- Specifying that institutions must report only gifts from and contracts with a foreign source, the value of which is $250,000 or more, considered alone or in combination with all other gifts from and contracts with that foreign source within a calendar year.
- Revising questions that ask whether the gift or contract was with a foreign government, including but not limited to any agency of such government.
- Removing the items on the disclosure form that asked for true copies of gifts and contracts. ED noted, however, that it intends to promulgate a regulation, through the notice and comment rulemaking process, to establish this requirement in the future.
- Removing requirements for institutions to list all legal entities (including foundations or other organizations) that operate substantially for the benefit for or under the auspices of an institution, and disclose whether such other legal entities are owned or controlled by a foreign source.
- Removing questions about a U.S. party’s connection to a foreign government. ED emphasized, however, that there are instances where a U.S. citizen or a U.S. corporation could act as an agent on behalf of a foreign source and thus be considered a foreign source.
- Removing the questions about influence of any program or curricula from the questionnaire.
AGB has and will continue to work with the higher education community to monitor the ICR’s progress and respond accordingly. Given that this regulatory situation is evolving, consider connecting with your institution’s government relations and legal staff to see how these new requirements could affect your specific institution. ED is continuing to open investigations into institutions over foreign gift reporting, so AGB members should ensure they are familiar with the relevant information that they may be required to report to ED. AGB will update members when more information is available.

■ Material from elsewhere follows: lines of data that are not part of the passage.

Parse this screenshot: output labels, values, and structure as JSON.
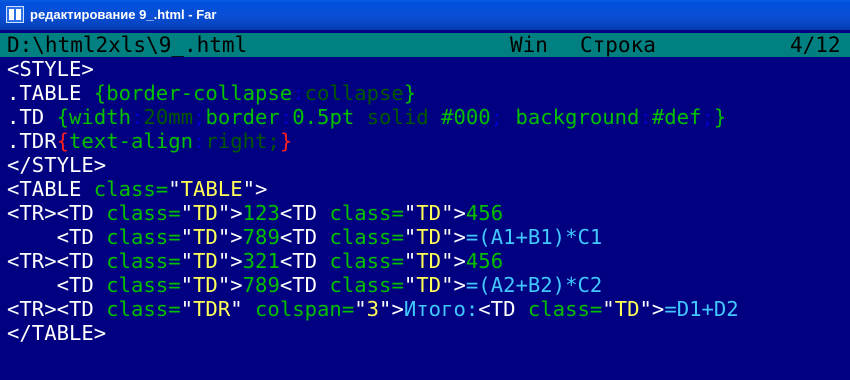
{
  "window": {
    "title": "редактирование 9_.html - Far",
    "icon": "far-manager-icon"
  },
  "status": {
    "file_path": "D:\\html2xls\\9_.html",
    "encoding": "Win",
    "line_label": "Строка",
    "position": "4/12"
  },
  "editor": {
    "lines": [
      [
        {
          "t": "<STYLE>",
          "c": "w"
        }
      ],
      [
        {
          "t": ".TABLE ",
          "c": "w"
        },
        {
          "t": "{",
          "c": "g"
        },
        {
          "t": "border-collapse",
          "c": "g"
        },
        {
          "t": ":",
          "c": "b"
        },
        {
          "t": "collapse",
          "c": "dg"
        },
        {
          "t": "}",
          "c": "g"
        }
      ],
      [
        {
          "t": ".TD ",
          "c": "w"
        },
        {
          "t": "{",
          "c": "g"
        },
        {
          "t": "width",
          "c": "g"
        },
        {
          "t": ":",
          "c": "b"
        },
        {
          "t": "20mm",
          "c": "dg"
        },
        {
          "t": ";",
          "c": "b"
        },
        {
          "t": "border",
          "c": "g"
        },
        {
          "t": ":",
          "c": "b"
        },
        {
          "t": "0.5pt ",
          "c": "g"
        },
        {
          "t": "solid",
          "c": "dg"
        },
        {
          "t": " #000",
          "c": "g"
        },
        {
          "t": ";",
          "c": "b"
        },
        {
          "t": " background",
          "c": "g"
        },
        {
          "t": ":",
          "c": "b"
        },
        {
          "t": "#def",
          "c": "g"
        },
        {
          "t": ";",
          "c": "b"
        },
        {
          "t": "}",
          "c": "g"
        }
      ],
      [
        {
          "t": ".TDR",
          "c": "w"
        },
        {
          "t": "{",
          "c": "r"
        },
        {
          "t": "text-align",
          "c": "g"
        },
        {
          "t": ":",
          "c": "b"
        },
        {
          "t": "right",
          "c": "dg"
        },
        {
          "t": ";",
          "c": "dg"
        },
        {
          "t": "}",
          "c": "r"
        }
      ],
      [
        {
          "t": "</STYLE>",
          "c": "w"
        }
      ],
      [
        {
          "t": "<TABLE ",
          "c": "w"
        },
        {
          "t": "class=",
          "c": "g"
        },
        {
          "t": "\"",
          "c": "w"
        },
        {
          "t": "TABLE",
          "c": "y"
        },
        {
          "t": "\">",
          "c": "w"
        }
      ],
      [
        {
          "t": "<TR><TD ",
          "c": "w"
        },
        {
          "t": "class=",
          "c": "g"
        },
        {
          "t": "\"",
          "c": "w"
        },
        {
          "t": "TD",
          "c": "y"
        },
        {
          "t": "\">",
          "c": "w"
        },
        {
          "t": "123",
          "c": "g"
        },
        {
          "t": "<TD ",
          "c": "w"
        },
        {
          "t": "class=",
          "c": "g"
        },
        {
          "t": "\"",
          "c": "w"
        },
        {
          "t": "TD",
          "c": "y"
        },
        {
          "t": "\">",
          "c": "w"
        },
        {
          "t": "456",
          "c": "g"
        }
      ],
      [
        {
          "t": "    <TD ",
          "c": "w"
        },
        {
          "t": "class=",
          "c": "g"
        },
        {
          "t": "\"",
          "c": "w"
        },
        {
          "t": "TD",
          "c": "y"
        },
        {
          "t": "\">",
          "c": "w"
        },
        {
          "t": "789",
          "c": "g"
        },
        {
          "t": "<TD ",
          "c": "w"
        },
        {
          "t": "class=",
          "c": "g"
        },
        {
          "t": "\"",
          "c": "w"
        },
        {
          "t": "TD",
          "c": "y"
        },
        {
          "t": "\">",
          "c": "w"
        },
        {
          "t": "=(A1+B1)*C1",
          "c": "c"
        }
      ],
      [
        {
          "t": "<TR><TD ",
          "c": "w"
        },
        {
          "t": "class=",
          "c": "g"
        },
        {
          "t": "\"",
          "c": "w"
        },
        {
          "t": "TD",
          "c": "y"
        },
        {
          "t": "\">",
          "c": "w"
        },
        {
          "t": "321",
          "c": "g"
        },
        {
          "t": "<TD ",
          "c": "w"
        },
        {
          "t": "class=",
          "c": "g"
        },
        {
          "t": "\"",
          "c": "w"
        },
        {
          "t": "TD",
          "c": "y"
        },
        {
          "t": "\">",
          "c": "w"
        },
        {
          "t": "456",
          "c": "g"
        }
      ],
      [
        {
          "t": "    <TD ",
          "c": "w"
        },
        {
          "t": "class=",
          "c": "g"
        },
        {
          "t": "\"",
          "c": "w"
        },
        {
          "t": "TD",
          "c": "y"
        },
        {
          "t": "\">",
          "c": "w"
        },
        {
          "t": "789",
          "c": "g"
        },
        {
          "t": "<TD ",
          "c": "w"
        },
        {
          "t": "class=",
          "c": "g"
        },
        {
          "t": "\"",
          "c": "w"
        },
        {
          "t": "TD",
          "c": "y"
        },
        {
          "t": "\">",
          "c": "w"
        },
        {
          "t": "=(A2+B2)*C2",
          "c": "c"
        }
      ],
      [
        {
          "t": "<TR><TD ",
          "c": "w"
        },
        {
          "t": "class=",
          "c": "g"
        },
        {
          "t": "\"",
          "c": "w"
        },
        {
          "t": "TDR",
          "c": "y"
        },
        {
          "t": "\" ",
          "c": "w"
        },
        {
          "t": "colspan=",
          "c": "g"
        },
        {
          "t": "\"",
          "c": "w"
        },
        {
          "t": "3",
          "c": "y"
        },
        {
          "t": "\">",
          "c": "w"
        },
        {
          "t": "Итого:",
          "c": "c"
        },
        {
          "t": "<TD ",
          "c": "w"
        },
        {
          "t": "class=",
          "c": "g"
        },
        {
          "t": "\"",
          "c": "w"
        },
        {
          "t": "TD",
          "c": "y"
        },
        {
          "t": "\">",
          "c": "w"
        },
        {
          "t": "=D1+D2",
          "c": "c"
        }
      ],
      [
        {
          "t": "</TABLE>",
          "c": "w"
        }
      ]
    ]
  },
  "colors": {
    "editor_background": "#000080",
    "statusbar_background": "#008080",
    "titlebar_blue": "#0a4fd6",
    "tag_white": "#ffffff",
    "attr_green": "#00c000",
    "string_yellow": "#ffff55",
    "formula_cyan": "#40c8ff",
    "brace_red": "#ff2020"
  }
}
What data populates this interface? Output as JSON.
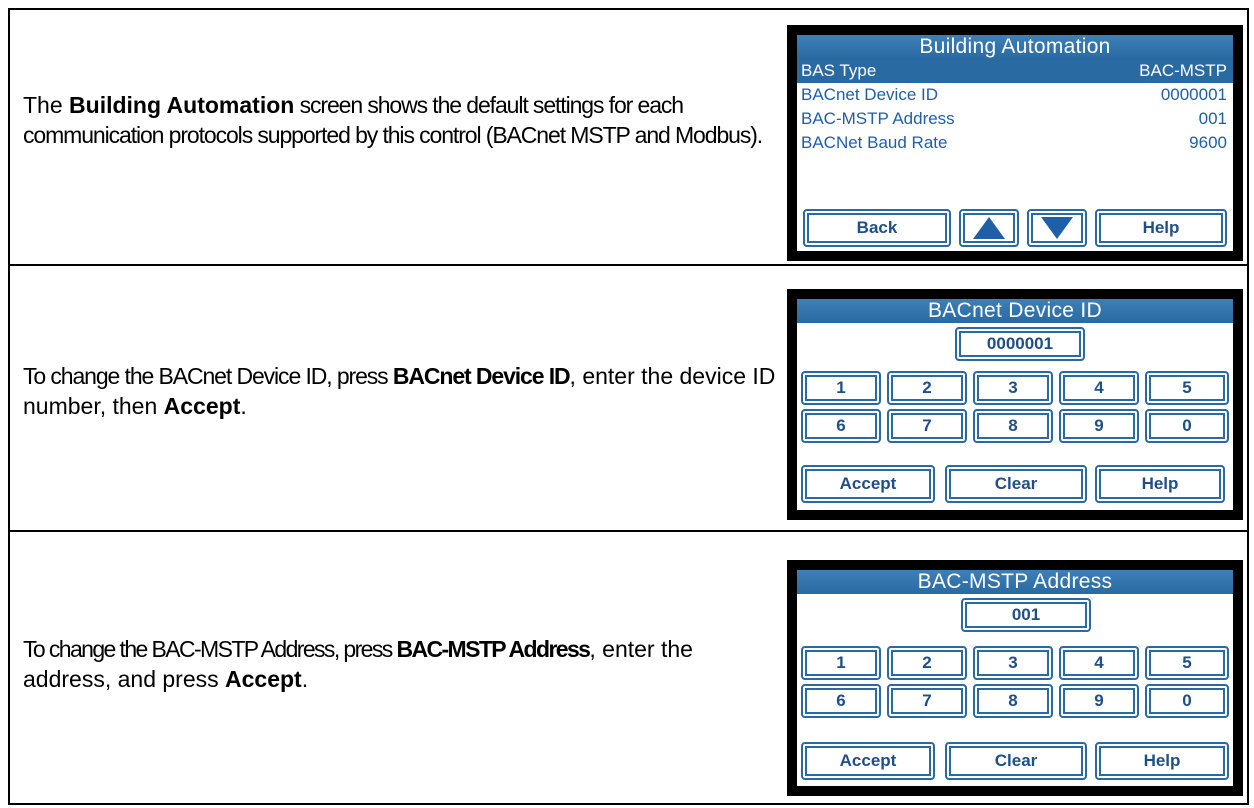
{
  "rows": [
    {
      "description": {
        "segments": [
          "The ",
          "Building Automation",
          " screen shows the default settings for each communication protocols supported by this control (BACnet MSTP and Modbus)."
        ]
      },
      "screen": {
        "title": "Building Automation",
        "settings": [
          {
            "label": "BAS Type",
            "value": "BAC-MSTP"
          },
          {
            "label": "BACnet Device ID",
            "value": "0000001"
          },
          {
            "label": "BAC-MSTP Address",
            "value": "001"
          },
          {
            "label": "BACNet Baud Rate",
            "value": "9600"
          }
        ],
        "buttons": {
          "back": "Back",
          "help": "Help"
        },
        "icons": {
          "up": "up-arrow-icon",
          "down": "down-arrow-icon"
        }
      }
    },
    {
      "description": {
        "segments": [
          "To change the BACnet Device ID, press ",
          "BACnet Device ID",
          ", enter the device ID number, then ",
          "Accept",
          "."
        ]
      },
      "screen": {
        "title": "BACnet Device ID",
        "value": "0000001",
        "keys": [
          "1",
          "2",
          "3",
          "4",
          "5",
          "6",
          "7",
          "8",
          "9",
          "0"
        ],
        "buttons": {
          "accept": "Accept",
          "clear": "Clear",
          "help": "Help"
        }
      }
    },
    {
      "description": {
        "segments": [
          "To change the BAC-MSTP Address, press ",
          "BAC-MSTP Address",
          ", enter the address, and press ",
          "Accept",
          "."
        ]
      },
      "screen": {
        "title": "BAC-MSTP Address",
        "value": "001",
        "keys": [
          "1",
          "2",
          "3",
          "4",
          "5",
          "6",
          "7",
          "8",
          "9",
          "0"
        ],
        "buttons": {
          "accept": "Accept",
          "clear": "Clear",
          "help": "Help"
        }
      }
    }
  ],
  "colors": {
    "title_bar": "#2a6aa3",
    "text_blue": "#1f5fa8",
    "button_text": "#1f4f88",
    "bezel": "#000000"
  }
}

Questions to Consider
- President’s FY 2021 Budget Request
- Is your board informed of the array of federal student aid programs in which your institution participates—such as work-study, SEOG—and the number of students on your campus who benefit from these programs?
- How might these proposed reductions affect the ability of your institution to fulfill its mission, especially in the areas of research, access, and student success?
- Information Collection Request for Foreign Gifts and Contracts (Section 117)
- Does your institution or foundation have defined processes for reporting foreign gifts and contracts?
- Since the definition of “institution” would be expanded to include all campuses, foundations, affiliated entities, and separate organizations that exist to benefit the institution, how will your institution report information from these various entities?
- If your foundation or other affiliated entities are separate 501(c)(3) organizations or similar, how does that affect reporting requirements?
- AAU FY21 Federal Budget Summary – Association of American Universities
- Section 117 of the Higher Education Act of 1965 – The U.S. Department of Education
- “‘Moving the Goalposts’: What You Need to Know About DeVos’s Closer Scrutiny of Foreign Gifts” – The Chronicle of Higher Education